IA Summit: Design Patterns in the Real World

by Luke Wroblewski March 26, 2006

James Reffell and Micah Alpern presented eBay’s evolving body of solutions to Design Patterns in the Real World at IA Summit 2006. As their business and design teams grew exponentially over the past few years, eBay began to have problems maintaining design consistency within their products.

Once the number of designers at eBay grew past “a number that could effectively coordinate amongst themselves” the complexity of the eBay platform and the rate at which products needed to be delivered contributed to lots of unintentionally inconsistent design work. People were reinventing the wheel and lots of information was being lost. To address these issues, eBay’s design team tried several approaches:

Step 1: The Style Guide Book

A large (in scope and physical size) style guide was created to document standards. However, the book was obsolete when it was printed and within six months it was dangerous. The book didn't work because some of it was too general while the rest was too specific. It didn't address the stuff that was most needed: the magic middle.

Step 2: Pattern Investigations

Building on lessons learned from the style guide publication, the team began a series of investigations into key concepts that were in use across the site most notably: forms, buttons, and icons. For each concept, an investigation was done of what examples existed on eBay and what implementations were in use online (other sites). From this analysis and any existing eBay usability data, the team extracted a set of best practices and guidelines, which were documented in PowerPoint decks.

Each deck provided an overview of the problem space, a set of guidelines for addressing the problem, and the rationale behind the decision. These decks helped enable more consistency among key UI elements on the eBay site, but they took a long time to complete, required vetting with multiple stakeholders, and were static (hard to update). This coupled with the fact that each designer had to recreate what they saw in the decks in order to provide engineering enough information to develop a product, made the team explore other forms of communicating guidelines.

Step 3: XML Code

In an effort to make things easier on designers and reduce friction during the transition from design to development the next stage of eBay’s patterns employed an XML solution. The team (namely Jamie Hoover) developed an XML language for design that spoke to designers and developers. This semantic mark-up enabled designers to think structurally by using custom XML tags such as TITLE and INPUT when creating designs. The development teams were then able to use this XML to create the front-end code for the site.
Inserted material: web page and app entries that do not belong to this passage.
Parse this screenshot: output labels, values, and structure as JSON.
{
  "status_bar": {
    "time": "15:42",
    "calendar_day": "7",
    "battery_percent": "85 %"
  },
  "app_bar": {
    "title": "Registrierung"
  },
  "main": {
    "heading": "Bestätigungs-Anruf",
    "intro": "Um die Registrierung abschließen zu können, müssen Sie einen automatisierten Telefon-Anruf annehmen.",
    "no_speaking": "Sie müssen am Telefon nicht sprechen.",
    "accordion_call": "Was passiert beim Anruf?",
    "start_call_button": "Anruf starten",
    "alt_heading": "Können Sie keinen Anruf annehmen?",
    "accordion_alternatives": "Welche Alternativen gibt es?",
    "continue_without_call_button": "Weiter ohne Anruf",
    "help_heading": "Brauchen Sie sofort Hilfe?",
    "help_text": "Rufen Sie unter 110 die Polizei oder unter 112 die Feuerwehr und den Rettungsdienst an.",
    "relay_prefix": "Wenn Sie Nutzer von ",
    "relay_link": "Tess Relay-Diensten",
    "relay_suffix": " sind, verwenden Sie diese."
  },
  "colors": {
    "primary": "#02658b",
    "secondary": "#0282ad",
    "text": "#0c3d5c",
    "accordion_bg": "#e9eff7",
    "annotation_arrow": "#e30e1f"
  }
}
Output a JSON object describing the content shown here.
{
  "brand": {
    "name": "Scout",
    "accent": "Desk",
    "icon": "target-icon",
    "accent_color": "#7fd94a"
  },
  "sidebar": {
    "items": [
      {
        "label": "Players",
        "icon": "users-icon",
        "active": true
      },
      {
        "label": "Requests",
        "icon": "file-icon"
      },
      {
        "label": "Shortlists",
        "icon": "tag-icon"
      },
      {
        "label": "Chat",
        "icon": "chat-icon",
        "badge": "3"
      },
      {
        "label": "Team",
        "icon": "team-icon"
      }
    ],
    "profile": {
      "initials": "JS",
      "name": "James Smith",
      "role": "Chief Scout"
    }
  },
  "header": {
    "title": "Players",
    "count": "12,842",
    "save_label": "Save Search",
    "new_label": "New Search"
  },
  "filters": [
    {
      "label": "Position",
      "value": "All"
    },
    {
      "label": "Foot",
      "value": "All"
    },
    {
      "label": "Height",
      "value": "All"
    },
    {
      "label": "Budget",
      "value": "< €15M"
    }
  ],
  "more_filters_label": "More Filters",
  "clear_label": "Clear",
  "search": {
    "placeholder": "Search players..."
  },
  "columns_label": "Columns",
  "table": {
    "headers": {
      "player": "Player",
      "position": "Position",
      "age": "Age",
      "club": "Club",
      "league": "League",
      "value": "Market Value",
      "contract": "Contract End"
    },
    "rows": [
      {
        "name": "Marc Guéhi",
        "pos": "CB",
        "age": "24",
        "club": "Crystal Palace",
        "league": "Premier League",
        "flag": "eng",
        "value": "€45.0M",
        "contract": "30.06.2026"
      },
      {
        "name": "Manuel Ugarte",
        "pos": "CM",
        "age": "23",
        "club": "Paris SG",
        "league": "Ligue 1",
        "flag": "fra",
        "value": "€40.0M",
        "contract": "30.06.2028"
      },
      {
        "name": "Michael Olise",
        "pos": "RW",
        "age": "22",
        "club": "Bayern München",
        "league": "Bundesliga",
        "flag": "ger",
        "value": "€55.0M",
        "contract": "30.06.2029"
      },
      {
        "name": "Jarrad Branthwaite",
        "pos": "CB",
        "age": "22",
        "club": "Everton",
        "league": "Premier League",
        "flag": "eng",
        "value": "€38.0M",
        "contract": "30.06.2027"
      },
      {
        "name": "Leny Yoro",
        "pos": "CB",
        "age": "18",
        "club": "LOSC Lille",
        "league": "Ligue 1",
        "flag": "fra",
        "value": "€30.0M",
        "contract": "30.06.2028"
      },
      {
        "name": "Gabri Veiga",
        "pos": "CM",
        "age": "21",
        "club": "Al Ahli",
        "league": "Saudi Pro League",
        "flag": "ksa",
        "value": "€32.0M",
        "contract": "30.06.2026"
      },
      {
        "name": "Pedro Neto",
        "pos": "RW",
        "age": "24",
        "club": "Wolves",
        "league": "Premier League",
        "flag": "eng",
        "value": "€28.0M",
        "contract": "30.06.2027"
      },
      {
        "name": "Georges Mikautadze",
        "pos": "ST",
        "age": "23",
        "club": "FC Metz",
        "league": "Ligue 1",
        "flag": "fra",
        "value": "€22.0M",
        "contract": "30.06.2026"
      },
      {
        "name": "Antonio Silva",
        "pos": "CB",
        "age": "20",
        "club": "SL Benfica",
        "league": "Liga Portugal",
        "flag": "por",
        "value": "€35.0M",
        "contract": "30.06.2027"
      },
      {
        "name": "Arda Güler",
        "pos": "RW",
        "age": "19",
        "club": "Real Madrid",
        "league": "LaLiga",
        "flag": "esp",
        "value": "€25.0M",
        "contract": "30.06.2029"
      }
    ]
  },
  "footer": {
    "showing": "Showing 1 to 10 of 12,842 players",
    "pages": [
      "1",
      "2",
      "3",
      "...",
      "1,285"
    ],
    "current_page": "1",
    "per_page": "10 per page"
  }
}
Because the presentation code was separated from the semantic mark-up of the design, designers only had to think in terms of components and their states and attributes. Developers, on the other hand, could apply whatever presentation and behavioral layer they needed to the code. Micah Alpern demoed the structure of eBay’s XML for forms and showcased the many variations the code supports (pretty slick stuff).

Despite the XML code being utilized by many designers, and reducing the development time required to build products, this system ultimately did not work either. What kept it from taking root was lack of resources, the time required to train designers to use it correctly, and not enough flexibility (seeing a theme yet?) within the semantic structure of the XML.

Additionally, code snippets provided designers with a means to implement their designs, but they did not provide any explanation behind why each component worked the way it did and how the components should be applied across the eBay site.

Step 4: Pattern Engine

Most recently, the eBay team focused their efforts on including a significant amount of process improvements to pattern documentation and implementation. A top-down and bottom structure (below) was developed to frame the different types of patterns being documented: components & frameworks.

A dynamic Web-based system was put together to communicate the patterns, provide direct links to the code snippets required to implement them, and document the context under which they were tested and designed. This format provided information about each pattern that included: where should you use it, when should you use it, why should you use it, and who to contact for more information about it. When available, each pattern also had direct links to visual specifications and content guidelines related to that specific component and/or framework.

Overall, the eBay team feels they’ve naturally migrated to the Educate & Administrate model espoused by Jared Spool. Their current system shows how people, process, code and patterns are all an important part of making good design easier to do than not.